• [How to complete this task]:
Nothing in the records should be changed in the copy, though the pictures must be left out.

• [Provided data]:
+--
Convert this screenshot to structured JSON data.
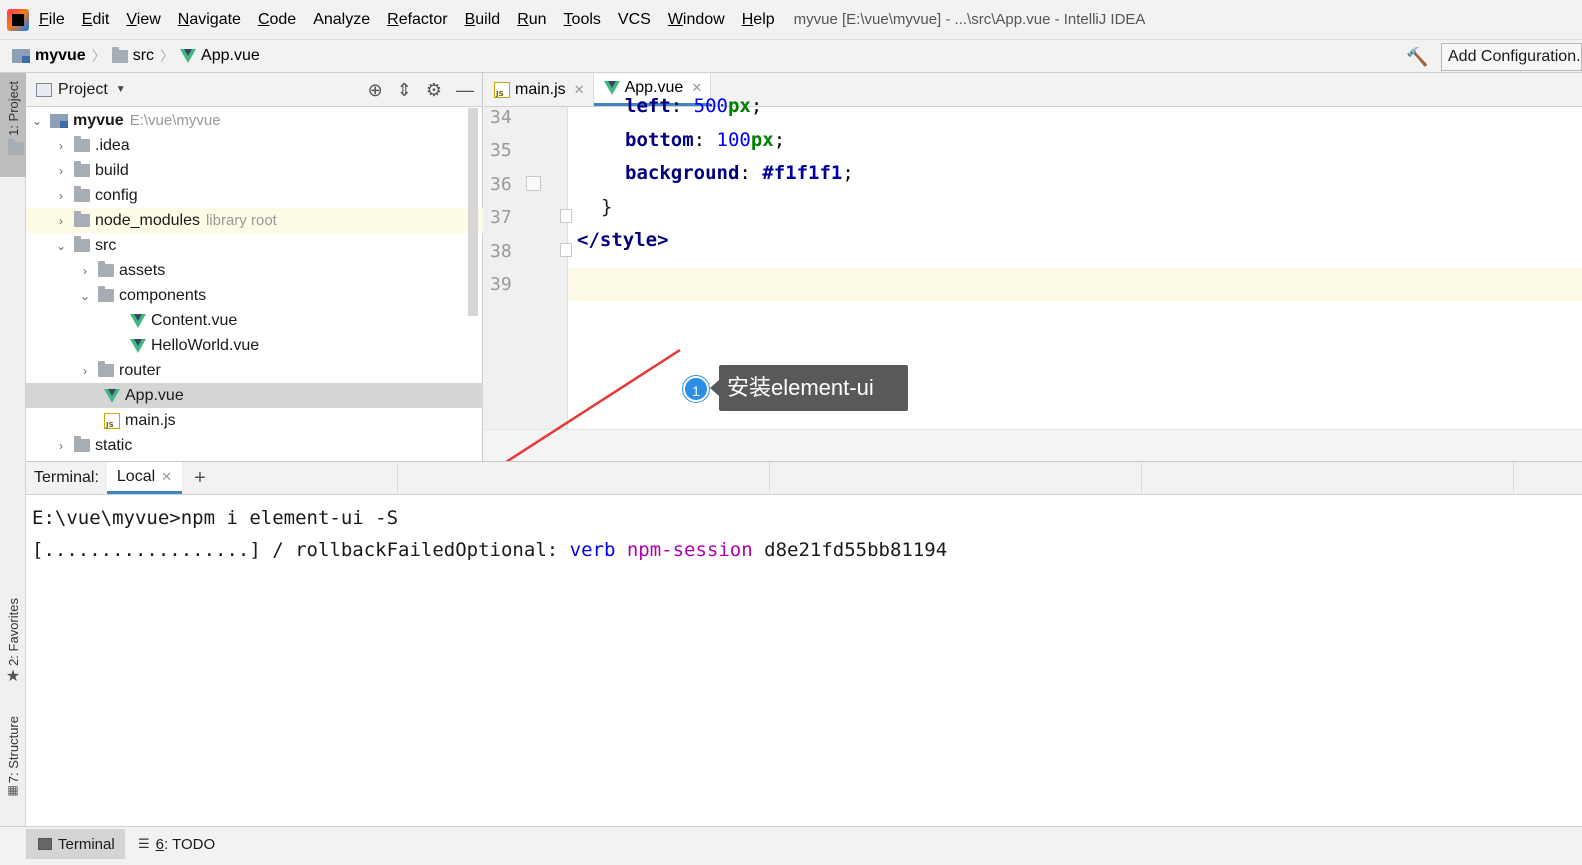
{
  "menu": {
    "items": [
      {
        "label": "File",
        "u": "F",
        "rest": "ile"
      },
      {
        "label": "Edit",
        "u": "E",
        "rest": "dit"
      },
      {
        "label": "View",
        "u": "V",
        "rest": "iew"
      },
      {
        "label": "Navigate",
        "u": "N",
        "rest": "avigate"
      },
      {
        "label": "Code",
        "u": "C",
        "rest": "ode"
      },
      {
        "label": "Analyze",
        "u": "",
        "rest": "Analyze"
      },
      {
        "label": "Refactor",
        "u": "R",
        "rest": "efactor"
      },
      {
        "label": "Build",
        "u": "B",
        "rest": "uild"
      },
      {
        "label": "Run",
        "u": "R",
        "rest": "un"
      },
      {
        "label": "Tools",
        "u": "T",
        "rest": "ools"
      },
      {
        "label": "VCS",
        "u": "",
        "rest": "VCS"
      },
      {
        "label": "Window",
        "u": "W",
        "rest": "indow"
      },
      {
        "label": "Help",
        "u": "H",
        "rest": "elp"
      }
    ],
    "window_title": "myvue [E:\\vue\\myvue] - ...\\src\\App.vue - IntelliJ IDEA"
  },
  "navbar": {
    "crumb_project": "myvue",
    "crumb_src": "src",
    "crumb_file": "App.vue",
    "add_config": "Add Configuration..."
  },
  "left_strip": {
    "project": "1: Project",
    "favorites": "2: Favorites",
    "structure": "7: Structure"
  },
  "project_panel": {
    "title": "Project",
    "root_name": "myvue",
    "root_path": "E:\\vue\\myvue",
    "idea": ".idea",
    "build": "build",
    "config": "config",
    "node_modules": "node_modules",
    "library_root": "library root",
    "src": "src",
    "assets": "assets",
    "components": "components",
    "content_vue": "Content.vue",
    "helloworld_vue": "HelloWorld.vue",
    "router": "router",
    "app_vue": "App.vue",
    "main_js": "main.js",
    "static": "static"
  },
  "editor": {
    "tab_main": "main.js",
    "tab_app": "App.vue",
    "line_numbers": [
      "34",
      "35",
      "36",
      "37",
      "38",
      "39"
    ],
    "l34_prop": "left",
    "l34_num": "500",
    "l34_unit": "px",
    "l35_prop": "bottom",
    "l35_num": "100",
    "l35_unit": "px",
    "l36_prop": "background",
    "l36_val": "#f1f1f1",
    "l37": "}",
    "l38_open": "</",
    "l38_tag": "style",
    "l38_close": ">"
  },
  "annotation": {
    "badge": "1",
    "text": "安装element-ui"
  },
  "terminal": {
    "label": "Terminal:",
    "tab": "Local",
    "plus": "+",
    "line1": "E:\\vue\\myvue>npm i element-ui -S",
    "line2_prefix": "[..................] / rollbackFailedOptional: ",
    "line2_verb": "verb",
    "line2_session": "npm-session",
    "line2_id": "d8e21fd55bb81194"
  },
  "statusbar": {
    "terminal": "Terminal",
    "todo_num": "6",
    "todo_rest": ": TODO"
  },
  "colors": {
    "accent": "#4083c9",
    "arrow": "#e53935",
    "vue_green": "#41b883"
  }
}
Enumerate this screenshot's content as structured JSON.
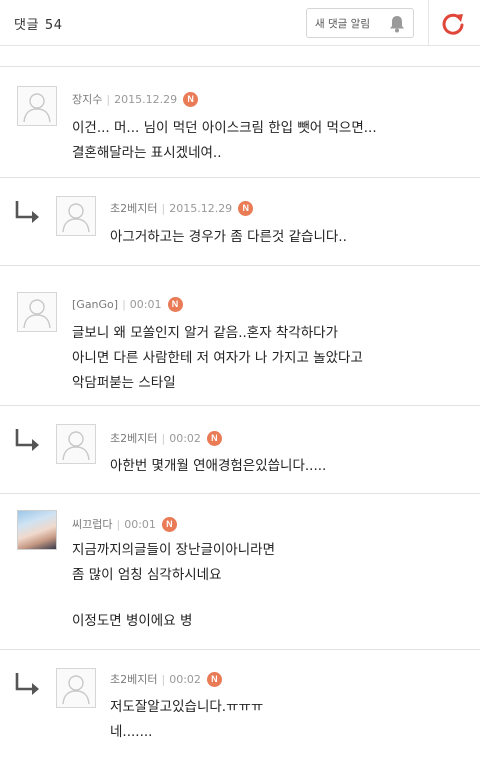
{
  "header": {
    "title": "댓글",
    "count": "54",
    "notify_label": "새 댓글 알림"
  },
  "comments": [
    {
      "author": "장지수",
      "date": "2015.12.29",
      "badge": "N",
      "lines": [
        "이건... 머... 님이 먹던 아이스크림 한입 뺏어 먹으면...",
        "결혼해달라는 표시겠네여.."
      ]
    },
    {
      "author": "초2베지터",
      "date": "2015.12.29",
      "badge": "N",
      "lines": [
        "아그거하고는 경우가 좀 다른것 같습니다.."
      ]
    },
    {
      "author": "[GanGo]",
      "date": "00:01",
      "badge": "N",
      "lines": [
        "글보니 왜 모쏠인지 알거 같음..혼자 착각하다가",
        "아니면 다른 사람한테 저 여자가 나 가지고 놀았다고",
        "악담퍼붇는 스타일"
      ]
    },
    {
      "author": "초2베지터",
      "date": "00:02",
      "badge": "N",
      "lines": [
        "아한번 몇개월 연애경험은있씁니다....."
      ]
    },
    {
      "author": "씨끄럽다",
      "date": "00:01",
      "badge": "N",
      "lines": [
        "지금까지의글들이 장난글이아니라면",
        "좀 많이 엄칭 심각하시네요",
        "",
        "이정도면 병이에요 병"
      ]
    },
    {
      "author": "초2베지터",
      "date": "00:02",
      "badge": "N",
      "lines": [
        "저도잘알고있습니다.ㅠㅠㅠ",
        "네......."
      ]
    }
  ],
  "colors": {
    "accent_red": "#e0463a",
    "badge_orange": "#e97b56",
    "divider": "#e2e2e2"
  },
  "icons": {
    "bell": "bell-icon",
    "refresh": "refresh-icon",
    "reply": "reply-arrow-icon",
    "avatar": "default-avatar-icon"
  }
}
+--
• [Answer section]:
Convert this screenshot to structured JSON data.
{
  "menu": {
    "items": [
      {
        "label": "File",
        "u": "F",
        "rest": "ile"
      },
      {
        "label": "Edit",
        "u": "E",
        "rest": "dit"
      },
      {
        "label": "View",
        "u": "V",
        "rest": "iew"
      },
      {
        "label": "Navigate",
        "u": "N",
        "rest": "avigate"
      },
      {
        "label": "Code",
        "u": "C",
        "rest": "ode"
      },
      {
        "label": "Analyze",
        "u": "",
        "rest": "Analyze"
      },
      {
        "label": "Refactor",
        "u": "R",
        "rest": "efactor"
      },
      {
        "label": "Build",
        "u": "B",
        "rest": "uild"
      },
      {
        "label": "Run",
        "u": "R",
        "rest": "un"
      },
      {
        "label": "Tools",
        "u": "T",
        "rest": "ools"
      },
      {
        "label": "VCS",
        "u": "",
        "rest": "VCS"
      },
      {
        "label": "Window",
        "u": "W",
        "rest": "indow"
      },
      {
        "label": "Help",
        "u": "H",
        "rest": "elp"
      }
    ],
    "window_title": "myvue [E:\\vue\\myvue] - ...\\src\\App.vue - IntelliJ IDEA"
  },
  "navbar": {
    "crumb_project": "myvue",
    "crumb_src": "src",
    "crumb_file": "App.vue",
    "add_config": "Add Configuration..."
  },
  "left_strip": {
    "project": "1: Project",
    "favorites": "2: Favorites",
    "structure": "7: Structure"
  },
  "project_panel": {
    "title": "Project",
    "root_name": "myvue",
    "root_path": "E:\\vue\\myvue",
    "idea": ".idea",
    "build": "build",
    "config": "config",
    "node_modules": "node_modules",
    "library_root": "library root",
    "src": "src",
    "assets": "assets",
    "components": "components",
    "content_vue": "Content.vue",
    "helloworld_vue": "HelloWorld.vue",
    "router": "router",
    "app_vue": "App.vue",
    "main_js": "main.js",
    "static": "static"
  },
  "editor": {
    "tab_main": "main.js",
    "tab_app": "App.vue",
    "line_numbers": [
      "34",
      "35",
      "36",
      "37",
      "38",
      "39"
    ],
    "l34_prop": "left",
    "l34_num": "500",
    "l34_unit": "px",
    "l35_prop": "bottom",
    "l35_num": "100",
    "l35_unit": "px",
    "l36_prop": "background",
    "l36_val": "#f1f1f1",
    "l37": "}",
    "l38_open": "</",
    "l38_tag": "style",
    "l38_close": ">"
  },
  "annotation": {
    "badge": "1",
    "text": "安装element-ui"
  },
  "terminal": {
    "label": "Terminal:",
    "tab": "Local",
    "plus": "+",
    "line1": "E:\\vue\\myvue>npm i element-ui -S",
    "line2_prefix": "[..................] / rollbackFailedOptional: ",
    "line2_verb": "verb",
    "line2_session": "npm-session",
    "line2_id": "d8e21fd55bb81194"
  },
  "statusbar": {
    "terminal": "Terminal",
    "todo_num": "6",
    "todo_rest": ": TODO"
  },
  "colors": {
    "accent": "#4083c9",
    "arrow": "#e53935",
    "vue_green": "#41b883"
  }
}
Enumerate this screenshot's content as structured JSON.
{
  "header": {
    "title": "댓글",
    "count": "54",
    "notify_label": "새 댓글 알림"
  },
  "comments": [
    {
      "author": "장지수",
      "date": "2015.12.29",
      "badge": "N",
      "lines": [
        "이건... 머... 님이 먹던 아이스크림 한입 뺏어 먹으면...",
        "결혼해달라는 표시겠네여.."
      ]
    },
    {
      "author": "초2베지터",
      "date": "2015.12.29",
      "badge": "N",
      "lines": [
        "아그거하고는 경우가 좀 다른것 같습니다.."
      ]
    },
    {
      "author": "[GanGo]",
      "date": "00:01",
      "badge": "N",
      "lines": [
        "글보니 왜 모쏠인지 알거 같음..혼자 착각하다가",
        "아니면 다른 사람한테 저 여자가 나 가지고 놀았다고",
        "악담퍼붇는 스타일"
      ]
    },
    {
      "author": "초2베지터",
      "date": "00:02",
      "badge": "N",
      "lines": [
        "아한번 몇개월 연애경험은있씁니다....."
      ]
    },
    {
      "author": "씨끄럽다",
      "date": "00:01",
      "badge": "N",
      "lines": [
        "지금까지의글들이 장난글이아니라면",
        "좀 많이 엄칭 심각하시네요",
        "",
        "이정도면 병이에요 병"
      ]
    },
    {
      "author": "초2베지터",
      "date": "00:02",
      "badge": "N",
      "lines": [
        "저도잘알고있습니다.ㅠㅠㅠ",
        "네......."
      ]
    }
  ],
  "colors": {
    "accent_red": "#e0463a",
    "badge_orange": "#e97b56",
    "divider": "#e2e2e2"
  },
  "icons": {
    "bell": "bell-icon",
    "refresh": "refresh-icon",
    "reply": "reply-arrow-icon",
    "avatar": "default-avatar-icon"
  }
}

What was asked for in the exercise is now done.